REQUIRED ACTION:
The reply should contain all of the data below, word for word.

TASK MATERIAL:
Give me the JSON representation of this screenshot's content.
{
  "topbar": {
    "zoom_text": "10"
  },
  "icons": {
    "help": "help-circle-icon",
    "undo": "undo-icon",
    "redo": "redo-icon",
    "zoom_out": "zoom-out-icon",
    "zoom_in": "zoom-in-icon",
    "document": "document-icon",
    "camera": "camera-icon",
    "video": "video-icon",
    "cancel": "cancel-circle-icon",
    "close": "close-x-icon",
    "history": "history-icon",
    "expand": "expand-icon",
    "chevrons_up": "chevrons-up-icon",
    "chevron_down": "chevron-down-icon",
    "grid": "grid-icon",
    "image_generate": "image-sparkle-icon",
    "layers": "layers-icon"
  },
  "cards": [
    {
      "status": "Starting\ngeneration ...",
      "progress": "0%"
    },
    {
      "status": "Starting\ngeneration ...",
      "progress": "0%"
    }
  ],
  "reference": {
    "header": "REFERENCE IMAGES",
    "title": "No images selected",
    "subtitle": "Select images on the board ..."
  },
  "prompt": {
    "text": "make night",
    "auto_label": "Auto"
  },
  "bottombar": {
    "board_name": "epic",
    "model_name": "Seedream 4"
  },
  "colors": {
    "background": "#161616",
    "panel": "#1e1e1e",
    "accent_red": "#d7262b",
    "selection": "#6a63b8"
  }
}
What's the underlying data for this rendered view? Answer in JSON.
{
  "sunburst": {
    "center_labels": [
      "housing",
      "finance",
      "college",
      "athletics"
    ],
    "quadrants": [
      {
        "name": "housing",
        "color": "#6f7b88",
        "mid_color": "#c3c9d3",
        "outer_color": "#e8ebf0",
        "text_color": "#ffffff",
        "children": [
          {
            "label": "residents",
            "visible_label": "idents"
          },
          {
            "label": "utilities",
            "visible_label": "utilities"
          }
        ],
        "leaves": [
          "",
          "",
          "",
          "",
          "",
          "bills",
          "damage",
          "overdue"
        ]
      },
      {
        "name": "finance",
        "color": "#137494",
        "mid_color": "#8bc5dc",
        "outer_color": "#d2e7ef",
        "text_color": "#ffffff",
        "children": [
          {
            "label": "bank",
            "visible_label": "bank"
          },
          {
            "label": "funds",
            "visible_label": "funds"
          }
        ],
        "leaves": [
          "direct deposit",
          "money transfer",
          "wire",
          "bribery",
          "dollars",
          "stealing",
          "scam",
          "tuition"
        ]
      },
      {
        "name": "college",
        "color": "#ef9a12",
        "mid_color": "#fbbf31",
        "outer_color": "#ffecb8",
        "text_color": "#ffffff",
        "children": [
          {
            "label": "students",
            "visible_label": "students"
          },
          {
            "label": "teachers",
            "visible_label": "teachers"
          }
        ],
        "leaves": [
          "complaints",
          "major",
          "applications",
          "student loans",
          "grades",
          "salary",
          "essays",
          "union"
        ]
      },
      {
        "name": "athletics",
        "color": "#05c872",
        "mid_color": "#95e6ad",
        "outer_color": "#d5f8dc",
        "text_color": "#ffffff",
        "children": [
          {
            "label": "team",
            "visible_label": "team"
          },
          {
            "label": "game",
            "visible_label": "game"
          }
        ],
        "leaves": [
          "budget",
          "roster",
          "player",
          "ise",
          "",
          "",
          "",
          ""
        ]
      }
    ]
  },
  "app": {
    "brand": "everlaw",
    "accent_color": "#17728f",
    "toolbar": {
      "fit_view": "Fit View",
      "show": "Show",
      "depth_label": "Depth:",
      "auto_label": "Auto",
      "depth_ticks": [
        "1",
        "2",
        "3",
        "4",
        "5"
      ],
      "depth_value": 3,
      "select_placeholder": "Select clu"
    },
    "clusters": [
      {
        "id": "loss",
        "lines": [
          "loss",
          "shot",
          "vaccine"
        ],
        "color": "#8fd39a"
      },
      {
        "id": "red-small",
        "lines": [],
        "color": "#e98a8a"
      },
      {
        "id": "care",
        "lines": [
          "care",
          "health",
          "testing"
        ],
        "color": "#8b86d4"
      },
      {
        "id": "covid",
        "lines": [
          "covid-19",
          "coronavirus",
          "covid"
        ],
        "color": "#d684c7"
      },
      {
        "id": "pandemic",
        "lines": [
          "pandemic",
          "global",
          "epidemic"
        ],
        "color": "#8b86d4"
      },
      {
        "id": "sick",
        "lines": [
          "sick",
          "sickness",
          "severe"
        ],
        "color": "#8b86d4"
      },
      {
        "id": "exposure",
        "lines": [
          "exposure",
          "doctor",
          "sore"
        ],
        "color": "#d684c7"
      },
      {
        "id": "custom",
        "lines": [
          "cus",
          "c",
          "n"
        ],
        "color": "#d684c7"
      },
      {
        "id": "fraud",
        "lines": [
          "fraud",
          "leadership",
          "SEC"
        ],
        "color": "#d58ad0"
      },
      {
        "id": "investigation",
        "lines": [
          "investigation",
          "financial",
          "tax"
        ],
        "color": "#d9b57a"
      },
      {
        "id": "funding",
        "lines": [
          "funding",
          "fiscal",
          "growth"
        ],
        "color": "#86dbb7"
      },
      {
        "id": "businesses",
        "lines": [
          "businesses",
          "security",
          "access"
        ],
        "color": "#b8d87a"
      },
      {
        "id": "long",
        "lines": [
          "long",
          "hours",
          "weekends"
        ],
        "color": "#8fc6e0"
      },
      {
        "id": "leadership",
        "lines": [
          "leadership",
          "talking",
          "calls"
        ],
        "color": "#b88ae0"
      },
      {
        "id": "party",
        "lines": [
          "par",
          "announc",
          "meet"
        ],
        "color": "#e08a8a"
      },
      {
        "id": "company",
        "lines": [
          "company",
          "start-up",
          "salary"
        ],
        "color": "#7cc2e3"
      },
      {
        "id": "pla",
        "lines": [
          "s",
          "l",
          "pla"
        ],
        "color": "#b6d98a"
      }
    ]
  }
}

OUTPUT:
Give me the JSON representation of this screenshot's content.
{
  "topbar": {
    "zoom_text": "10"
  },
  "icons": {
    "help": "help-circle-icon",
    "undo": "undo-icon",
    "redo": "redo-icon",
    "zoom_out": "zoom-out-icon",
    "zoom_in": "zoom-in-icon",
    "document": "document-icon",
    "camera": "camera-icon",
    "video": "video-icon",
    "cancel": "cancel-circle-icon",
    "close": "close-x-icon",
    "history": "history-icon",
    "expand": "expand-icon",
    "chevrons_up": "chevrons-up-icon",
    "chevron_down": "chevron-down-icon",
    "grid": "grid-icon",
    "image_generate": "image-sparkle-icon",
    "layers": "layers-icon"
  },
  "cards": [
    {
      "status": "Starting\ngeneration ...",
      "progress": "0%"
    },
    {
      "status": "Starting\ngeneration ...",
      "progress": "0%"
    }
  ],
  "reference": {
    "header": "REFERENCE IMAGES",
    "title": "No images selected",
    "subtitle": "Select images on the board ..."
  },
  "prompt": {
    "text": "make night",
    "auto_label": "Auto"
  },
  "bottombar": {
    "board_name": "epic",
    "model_name": "Seedream 4"
  },
  "colors": {
    "background": "#161616",
    "panel": "#1e1e1e",
    "accent_red": "#d7262b",
    "selection": "#6a63b8"
  }
}
What's the underlying data for this rendered view? Answer in JSON.
{
  "sunburst": {
    "center_labels": [
      "housing",
      "finance",
      "college",
      "athletics"
    ],
    "quadrants": [
      {
        "name": "housing",
        "color": "#6f7b88",
        "mid_color": "#c3c9d3",
        "outer_color": "#e8ebf0",
        "text_color": "#ffffff",
        "children": [
          {
            "label": "residents",
            "visible_label": "idents"
          },
          {
            "label": "utilities",
            "visible_label": "utilities"
          }
        ],
        "leaves": [
          "",
          "",
          "",
          "",
          "",
          "bills",
          "damage",
          "overdue"
        ]
      },
      {
        "name": "finance",
        "color": "#137494",
        "mid_color": "#8bc5dc",
        "outer_color": "#d2e7ef",
        "text_color": "#ffffff",
        "children": [
          {
            "label": "bank",
            "visible_label": "bank"
          },
          {
            "label": "funds",
            "visible_label": "funds"
          }
        ],
        "leaves": [
          "direct deposit",
          "money transfer",
          "wire",
          "bribery",
          "dollars",
          "stealing",
          "scam",
          "tuition"
        ]
      },
      {
        "name": "college",
        "color": "#ef9a12",
        "mid_color": "#fbbf31",
        "outer_color": "#ffecb8",
        "text_color": "#ffffff",
        "children": [
          {
            "label": "students",
            "visible_label": "students"
          },
          {
            "label": "teachers",
            "visible_label": "teachers"
          }
        ],
        "leaves": [
          "complaints",
          "major",
          "applications",
          "student loans",
          "grades",
          "salary",
          "essays",
          "union"
        ]
      },
      {
        "name": "athletics",
        "color": "#05c872",
        "mid_color": "#95e6ad",
        "outer_color": "#d5f8dc",
        "text_color": "#ffffff",
        "children": [
          {
            "label": "team",
            "visible_label": "team"
          },
          {
            "label": "game",
            "visible_label": "game"
          }
        ],
        "leaves": [
          "budget",
          "roster",
          "player",
          "ise",
          "",
          "",
          "",
          ""
        ]
      }
    ]
  },
  "app": {
    "brand": "everlaw",
    "accent_color": "#17728f",
    "toolbar": {
      "fit_view": "Fit View",
      "show": "Show",
      "depth_label": "Depth:",
      "auto_label": "Auto",
      "depth_ticks": [
        "1",
        "2",
        "3",
        "4",
        "5"
      ],
      "depth_value": 3,
      "select_placeholder": "Select clu"
    },
    "clusters": [
      {
        "id": "loss",
        "lines": [
          "loss",
          "shot",
          "vaccine"
        ],
        "color": "#8fd39a"
      },
      {
        "id": "red-small",
        "lines": [],
        "color": "#e98a8a"
      },
      {
        "id": "care",
        "lines": [
          "care",
          "health",
          "testing"
        ],
        "color": "#8b86d4"
      },
      {
        "id": "covid",
        "lines": [
          "covid-19",
          "coronavirus",
          "covid"
        ],
        "color": "#d684c7"
      },
      {
        "id": "pandemic",
        "lines": [
          "pandemic",
          "global",
          "epidemic"
        ],
        "color": "#8b86d4"
      },
      {
        "id": "sick",
        "lines": [
          "sick",
          "sickness",
          "severe"
        ],
        "color": "#8b86d4"
      },
      {
        "id": "exposure",
        "lines": [
          "exposure",
          "doctor",
          "sore"
        ],
        "color": "#d684c7"
      },
      {
        "id": "custom",
        "lines": [
          "cus",
          "c",
          "n"
        ],
        "color": "#d684c7"
      },
      {
        "id": "fraud",
        "lines": [
          "fraud",
          "leadership",
          "SEC"
        ],
        "color": "#d58ad0"
      },
      {
        "id": "investigation",
        "lines": [
          "investigation",
          "financial",
          "tax"
        ],
        "color": "#d9b57a"
      },
      {
        "id": "funding",
        "lines": [
          "funding",
          "fiscal",
          "growth"
        ],
        "color": "#86dbb7"
      },
      {
        "id": "businesses",
        "lines": [
          "businesses",
          "security",
          "access"
        ],
        "color": "#b8d87a"
      },
      {
        "id": "long",
        "lines": [
          "long",
          "hours",
          "weekends"
        ],
        "color": "#8fc6e0"
      },
      {
        "id": "leadership",
        "lines": [
          "leadership",
          "talking",
          "calls"
        ],
        "color": "#b88ae0"
      },
      {
        "id": "party",
        "lines": [
          "par",
          "announc",
          "meet"
        ],
        "color": "#e08a8a"
      },
      {
        "id": "company",
        "lines": [
          "company",
          "start-up",
          "salary"
        ],
        "color": "#7cc2e3"
      },
      {
        "id": "pla",
        "lines": [
          "s",
          "l",
          "pla"
        ],
        "color": "#b6d98a"
      }
    ]
  }
}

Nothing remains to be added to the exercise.